Here are some of the past week’s major headlines from Wisconsin’s tech and innovation community:
—Exact Sciences (NASDAQ: EXAS) announced in a press release that an advisory panel from the Centers for Medicare & Medicaid Services unanimously voted to continue reimbursing the company’s non-invasive, stool-based DNA colorectal cancer screening test, known as Cologuard, at $492.72 a test. Shares in the Madison-based company jumped 6.8 percent on the news Wednesday, Seeking Alpha reported.
—In a press release, Tricast revealed the two funds that participated in its recent $3.3 million fundraising round: Blue Heron Capital, of Wakefield, MA, and Richmond, VA-based Brook Venture Partners. Tricast CEO Greg Rucinski told Xconomy some of the new cash will go toward adding staff, including software developers. The Milwaukee-area business, which Rucinski founded in 1997, has primarily been a health insurance auditor and consultant but last year began selling analytics software.
—GE Healthcare received FDA clearance for its low-dose computed tomography (CT) protocol to screen for lung cancer, the Milwaukee-area company said in a press release.

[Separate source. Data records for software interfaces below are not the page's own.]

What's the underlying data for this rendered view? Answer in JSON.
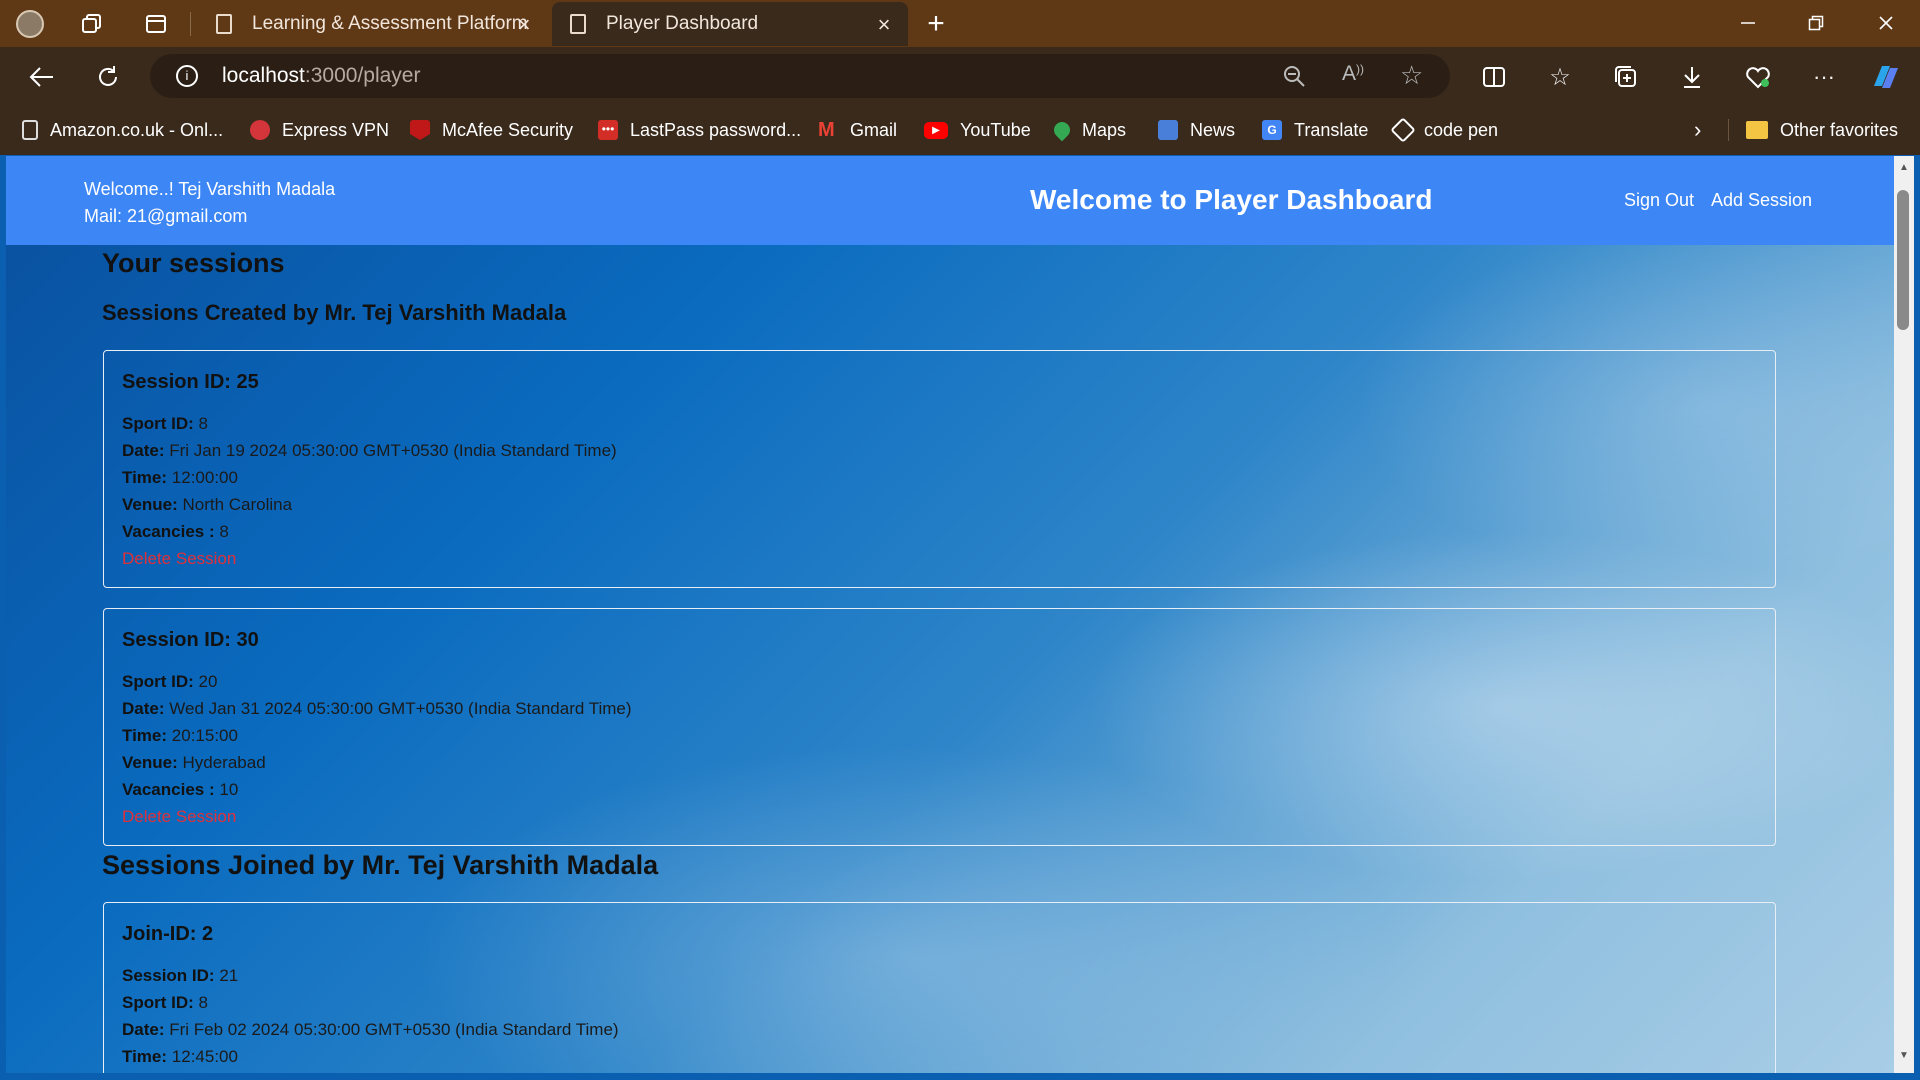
{
  "browser": {
    "tabs": [
      {
        "title": "Learning & Assessment Platform"
      },
      {
        "title": "Player Dashboard"
      }
    ],
    "url_host": "localhost",
    "url_path": ":3000/player",
    "favorites": [
      {
        "label": "Amazon.co.uk - Onl..."
      },
      {
        "label": "Express VPN"
      },
      {
        "label": "McAfee Security"
      },
      {
        "label": "LastPass password..."
      },
      {
        "label": "Gmail"
      },
      {
        "label": "YouTube"
      },
      {
        "label": "Maps"
      },
      {
        "label": "News"
      },
      {
        "label": "Translate"
      },
      {
        "label": "code pen"
      }
    ],
    "other_favorites": "Other favorites"
  },
  "header": {
    "welcome_line": "Welcome..! Tej Varshith Madala",
    "mail_line": "Mail: 21@gmail.com",
    "title": "Welcome to Player Dashboard",
    "sign_out": "Sign Out",
    "add_session": "Add Session"
  },
  "main": {
    "your_sessions": "Your sessions",
    "created_heading": "Sessions Created by Mr. Tej Varshith Madala",
    "joined_heading": "Sessions Joined by Mr. Tej Varshith Madala",
    "labels": {
      "session_id": "Session ID:",
      "sport_id": "Sport ID:",
      "date": "Date:",
      "time": "Time:",
      "venue": "Venue:",
      "vacancies": "Vacancies :",
      "join_id": "Join-ID:"
    },
    "delete_label": "Delete Session",
    "created_sessions": [
      {
        "id": "Session ID: 25",
        "sport_id": "8",
        "date": "Fri Jan 19 2024 05:30:00 GMT+0530 (India Standard Time)",
        "time": "12:00:00",
        "venue": "North Carolina",
        "vacancies": "8"
      },
      {
        "id": "Session ID: 30",
        "sport_id": "20",
        "date": "Wed Jan 31 2024 05:30:00 GMT+0530 (India Standard Time)",
        "time": "20:15:00",
        "venue": "Hyderabad",
        "vacancies": "10"
      }
    ],
    "joined_sessions": [
      {
        "id": "Join-ID: 2",
        "session_id": "21",
        "sport_id": "8",
        "date": "Fri Feb 02 2024 05:30:00 GMT+0530 (India Standard Time)",
        "time": "12:45:00"
      }
    ]
  }
}
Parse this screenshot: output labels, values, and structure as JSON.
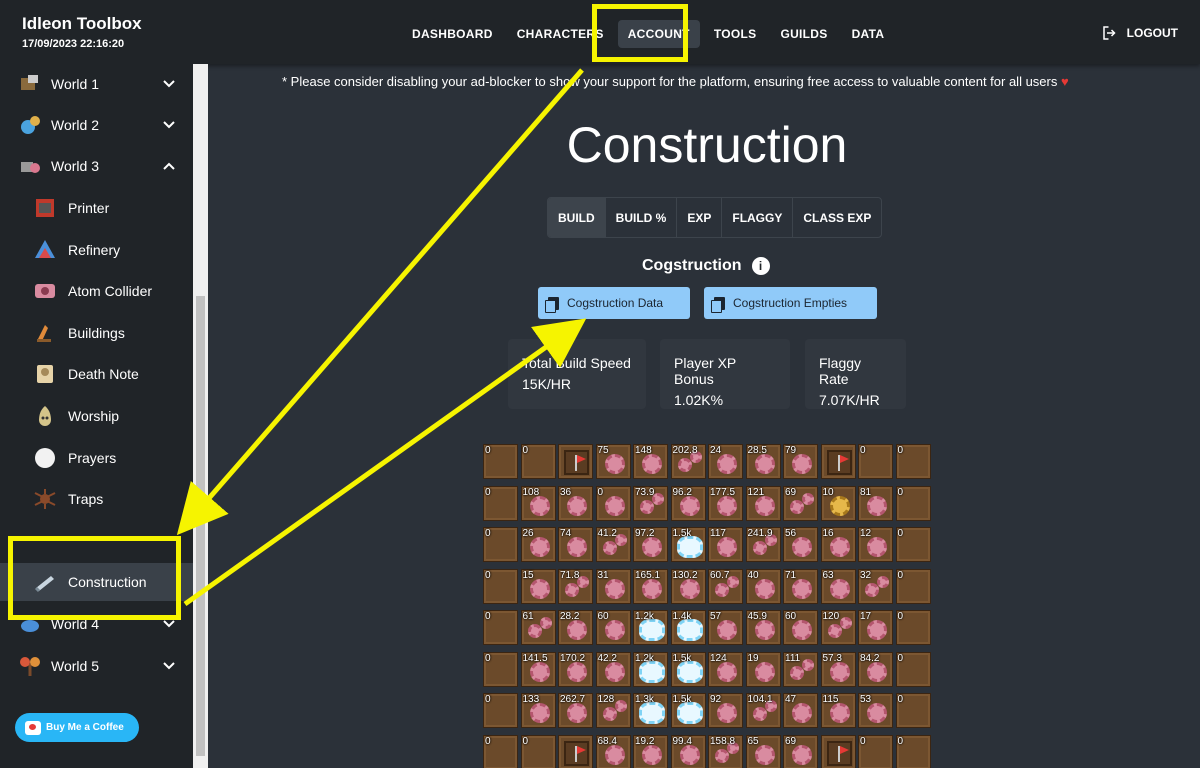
{
  "app": {
    "title": "Idleon Toolbox",
    "datetime": "17/09/2023 22:16:20"
  },
  "nav": [
    {
      "label": "DASHBOARD"
    },
    {
      "label": "CHARACTERS"
    },
    {
      "label": "ACCOUNT"
    },
    {
      "label": "TOOLS"
    },
    {
      "label": "GUILDS"
    },
    {
      "label": "DATA"
    }
  ],
  "logout": {
    "label": "LOGOUT"
  },
  "sidebar": {
    "items": [
      {
        "label": "World 1",
        "icon": "world1-icon"
      },
      {
        "label": "World 2",
        "icon": "world2-icon"
      },
      {
        "label": "World 3",
        "icon": "world3-icon"
      },
      {
        "label": "Printer",
        "icon": "printer-icon"
      },
      {
        "label": "Refinery",
        "icon": "refinery-icon"
      },
      {
        "label": "Atom Collider",
        "icon": "atom-collider-icon"
      },
      {
        "label": "Buildings",
        "icon": "buildings-icon"
      },
      {
        "label": "Death Note",
        "icon": "death-note-icon"
      },
      {
        "label": "Worship",
        "icon": "worship-icon"
      },
      {
        "label": "Prayers",
        "icon": "prayers-icon"
      },
      {
        "label": "Traps",
        "icon": "traps-icon"
      },
      {
        "label": "Construction",
        "icon": "construction-icon"
      },
      {
        "label": "World 4",
        "icon": "world4-icon"
      },
      {
        "label": "World 5",
        "icon": "world5-icon"
      }
    ],
    "coffee_label": "Buy Me a Coffee"
  },
  "main": {
    "ad_note": "* Please consider disabling your ad-blocker to show your support for the platform, ensuring free access to valuable content for all users",
    "heart": "♥",
    "title": "Construction",
    "tabs": [
      {
        "label": "BUILD"
      },
      {
        "label": "BUILD %"
      },
      {
        "label": "EXP"
      },
      {
        "label": "FLAGGY"
      },
      {
        "label": "CLASS EXP"
      }
    ],
    "section_title": "Cogstruction",
    "info": "i",
    "buttons": {
      "data": "Cogstruction Data",
      "empties": "Cogstruction Empties"
    },
    "stats": [
      {
        "label": "Total Build Speed",
        "value": "15K/HR"
      },
      {
        "label": "Player XP Bonus",
        "value": "1.02K%"
      },
      {
        "label": "Flaggy Rate",
        "value": "7.07K/HR"
      }
    ]
  },
  "board": {
    "rows": [
      [
        "0",
        "0",
        "F",
        "75",
        "148",
        "202.8",
        "24",
        "28.5",
        "79",
        "F",
        "0",
        "0"
      ],
      [
        "0",
        "108",
        "36",
        "0",
        "73.9",
        "96.2",
        "177.5",
        "121",
        "69",
        "10",
        "81",
        "0"
      ],
      [
        "0",
        "26",
        "74",
        "41.2",
        "97.2",
        "1.5k",
        "117",
        "241.9",
        "56",
        "16",
        "12",
        "0"
      ],
      [
        "0",
        "15",
        "71.8",
        "31",
        "165.1",
        "130.2",
        "60.7",
        "40",
        "71",
        "63",
        "32",
        "0"
      ],
      [
        "0",
        "61",
        "28.2",
        "60",
        "1.2k",
        "1.4k",
        "57",
        "45.9",
        "60",
        "120",
        "17",
        "0"
      ],
      [
        "0",
        "141.5",
        "170.2",
        "42.2",
        "1.2k",
        "1.5k",
        "124",
        "19",
        "111",
        "57.3",
        "84.2",
        "0"
      ],
      [
        "0",
        "133",
        "262.7",
        "128",
        "1.3k",
        "1.5k",
        "92",
        "104.1",
        "47",
        "115",
        "53",
        "0"
      ],
      [
        "0",
        "0",
        "F",
        "68.4",
        "19.2",
        "99.4",
        "158.8",
        "65",
        "69",
        "F",
        "0",
        "0"
      ]
    ]
  }
}
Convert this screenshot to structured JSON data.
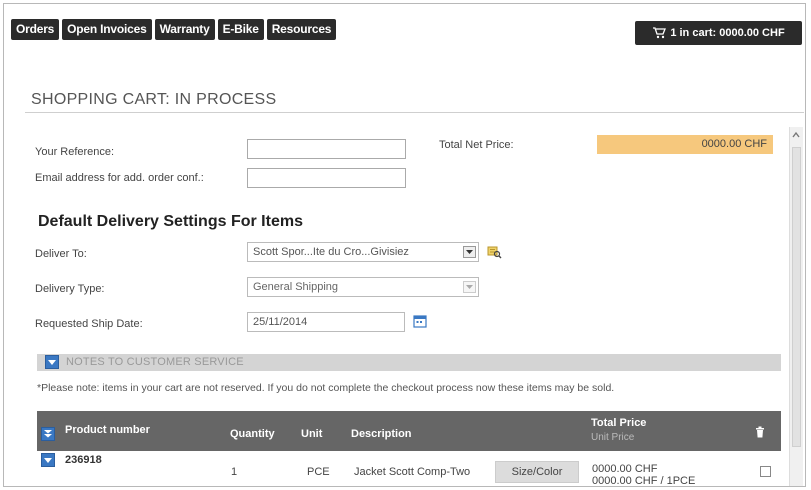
{
  "nav": {
    "items": [
      "Orders",
      "Open Invoices",
      "Warranty",
      "E-Bike",
      "Resources"
    ],
    "cart_label": "1 in cart: 0000.00 CHF"
  },
  "page": {
    "title": "SHOPPING CART: IN PROCESS"
  },
  "form": {
    "reference_label": "Your Reference:",
    "reference_value": "",
    "email_label": "Email address for add. order conf.:",
    "email_value": "",
    "total_label": "Total Net Price:",
    "total_value": "0000.00 CHF"
  },
  "delivery": {
    "title": "Default Delivery Settings For Items",
    "deliver_to_label": "Deliver To:",
    "deliver_to_value": "Scott Spor...Ite du Cro...Givisiez",
    "delivery_type_label": "Delivery Type:",
    "delivery_type_value": "General Shipping",
    "ship_date_label": "Requested Ship Date:",
    "ship_date_value": "25/11/2014"
  },
  "notes": {
    "bar_label": "NOTES TO CUSTOMER SERVICE",
    "warning": "*Please note: items in your cart are not reserved. If you do not complete the checkout process now these items may be sold."
  },
  "table": {
    "headers": {
      "product": "Product number",
      "quantity": "Quantity",
      "unit": "Unit",
      "description": "Description",
      "total": "Total Price",
      "total_sub": "Unit Price"
    },
    "rows": [
      {
        "product": "236918",
        "quantity": "1",
        "unit": "PCE",
        "description": "Jacket Scott Comp-Two",
        "size_button": "Size/Color",
        "total": "0000.00  CHF",
        "unit_price": "0000.00 CHF / 1PCE"
      }
    ]
  },
  "colors": {
    "nav_bg": "#2b2b2b",
    "total_highlight": "#f6c87d",
    "table_header": "#666666",
    "toggle_blue": "#3a78c3"
  }
}
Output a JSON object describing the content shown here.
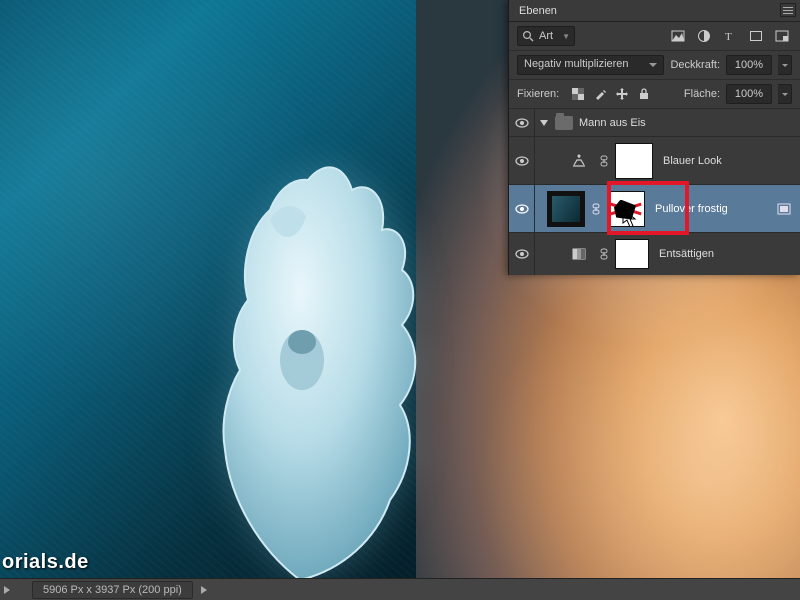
{
  "panel": {
    "title": "Ebenen",
    "filter_label": "Art",
    "blend_mode": "Negativ multiplizieren",
    "opacity_label": "Deckkraft:",
    "opacity_value": "100%",
    "fill_label": "Fläche:",
    "fill_value": "100%",
    "lock_label": "Fixieren:",
    "group_name": "Mann aus Eis",
    "layers": [
      {
        "name": "Blauer Look"
      },
      {
        "name": "Pullover frostig"
      },
      {
        "name": "Entsättigen"
      }
    ]
  },
  "status": {
    "doc_info": "5906 Px x 3937 Px (200 ppi)"
  },
  "watermark": "orials.de"
}
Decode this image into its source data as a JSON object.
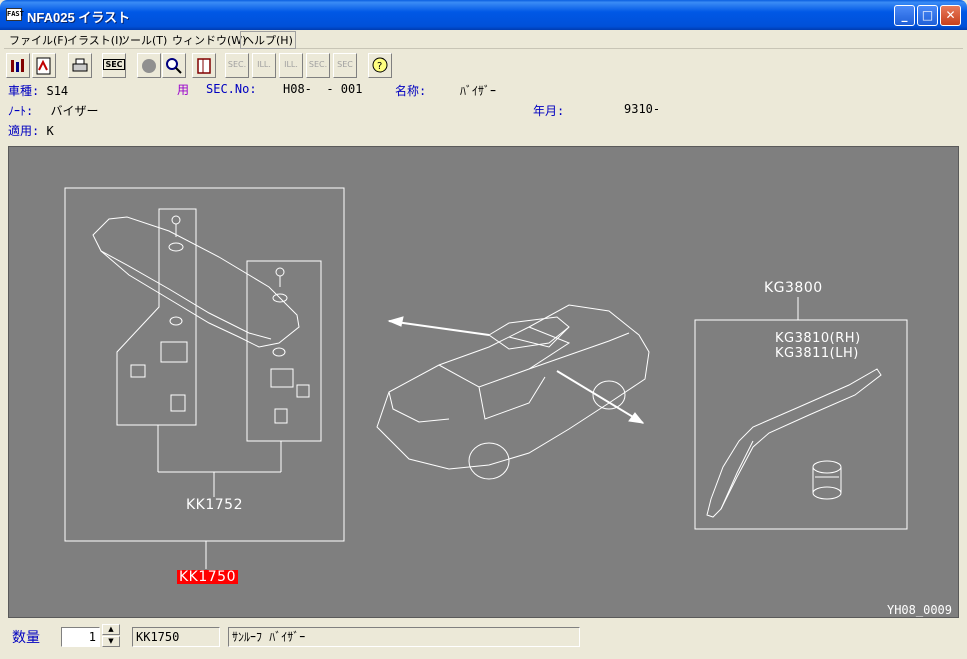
{
  "window": {
    "title": "NFA025 イラスト",
    "app_icon_text": "FAST"
  },
  "menu": [
    "ファイル(F)",
    "イラスト(I)",
    "ツール(T)",
    "ウィンドウ(W)",
    "ヘルプ(H)"
  ],
  "toolbar": {
    "sec": "SEC",
    "sec_prev": "SEC.",
    "ill_prev": "ILL.",
    "ill_next": "ILL.",
    "sec_next": "SEC.",
    "sec_q": "SEC",
    "icons": [
      "illustration-icon",
      "pdf-icon",
      "print-icon",
      "sec-icon",
      "circle-icon",
      "magnify-icon",
      "book-icon",
      "sec-prev-icon",
      "ill-prev-icon",
      "ill-next-icon",
      "sec-next-icon",
      "sec-search-icon",
      "help-icon"
    ]
  },
  "info": {
    "model_label": "車種:",
    "model_value": "S14",
    "use_label": "用",
    "sec_label": "SEC.No:",
    "sec_value": "H08-  - 001",
    "name_label": "名称:",
    "name_value": "ﾊﾞｲｻﾞｰ",
    "note_label": "ﾉｰﾄ:",
    "note_value": "バイザー",
    "date_label": "年月:",
    "date_value": "9310-",
    "apply_label": "適用:",
    "apply_value": "K"
  },
  "illustration": {
    "labels": {
      "kk1752": "KK1752",
      "kk1750": "KK1750",
      "kg3800": "KG3800",
      "kg3810": "KG3810(RH)",
      "kg3811": "KG3811(LH)"
    },
    "figure_id": "YH08_0009"
  },
  "bottom": {
    "qty_label": "数量",
    "qty_value": "1",
    "part_code": "KK1750",
    "part_name": "ｻﾝﾙｰﾌ ﾊﾞｲｻﾞｰ"
  },
  "colors": {
    "canvas_bg": "#7f7f7f",
    "selection": "#ff0000",
    "label_blue": "#0000c0",
    "label_purple": "#9900cc"
  }
}
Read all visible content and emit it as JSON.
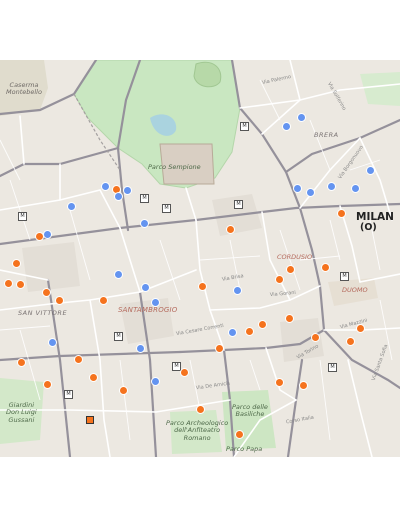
{
  "map": {
    "city_label": "MILAN",
    "city_sublabel": "(O)",
    "area_labels": {
      "caserma": "Caserma\nMontebello",
      "parco_sempione": "Parco Sempione",
      "brera": "BRERA",
      "cordusio": "CORDUSIO",
      "duomo": "DUOMO",
      "santambrogio": "SANTAMBROGIO",
      "san_vittore": "SAN VITTORE",
      "giardini": "Giardini\nDon Luigi\nGussani",
      "parco_archeologico": "Parco Archeologico\ndell'Anfiteatro\nRomano",
      "parco_basiliche": "Parco delle\nBasiliche",
      "parco_papa": "Parco Papa"
    },
    "street_labels": {
      "via_palermo": "Via Palermo",
      "via_solferino": "Via Solferino",
      "via_borgonuovo": "Via Borgonuovo",
      "via_brisa": "Via Brisa",
      "via_gorani": "Via Gorani",
      "via_santa_sofia": "Via Santa Sofia",
      "via_mazzini": "Via Mazzini",
      "corso_italia": "Corso Italia",
      "via_torino": "Via Torino",
      "via_cesare_correnti": "Via Cesare Correnti",
      "via_de_amicis": "Via De Amicis"
    },
    "marker_colors": {
      "orange": "#f5731e",
      "blue": "#6494f0"
    }
  }
}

It’s the first time the FDA has cleared a CT device for any type of screening indication, according to the release. GE Healthcare developed both the screening software and the CT machines on which it runs.
—Mortara broke ground on a new 64,000-square-foot manufacturing and distribution facility in Milwaukee, where the medical device manufacturer is headquartered. According to a press release from the Wisconsin Economic Development Corp. (WEDC), Mortara has added 145 employees since May 2013 and expects to increase its staff to 550 from the current 400 by 2020. WEDC approved up to $700,000 in state tax credits over the next five years for the project.
—The Water Council announced the Pilot Deployment Program, a two-year, $600,000 initiative to advance new clean water technologies, the Milwaukee Business Journal reported. The Fund for Lake Michigan, which is backed by Milwaukee-based We Energies, and the Milwaukee Metropolitan Sewerage District are partnering with The Water Council on the project.
—Citing “budgetary constraints,” the University of Wisconsin-Madison School of Business suspended the G. Steven Burrill Business Plan Competition for 2016. Past winners of the contest, which started in 1998, include EatStreet, an online food-ordering startup, and Virent, an advanced biofuels company. Both companies are based in Madison. The competition’s namesake, a San Francisco-based venture capitalist, has faced a host of legal woes over the last year.
—The FDA cleared Madison-based healthtech startup HealthMyne’s imaging and clinical decision support software. “Our software is production-ready and can be legally sold today,” says Mark Gehring, HealthMyne’s chief strategy officer, though the company does not plan to start signing up customers until December or early 2016.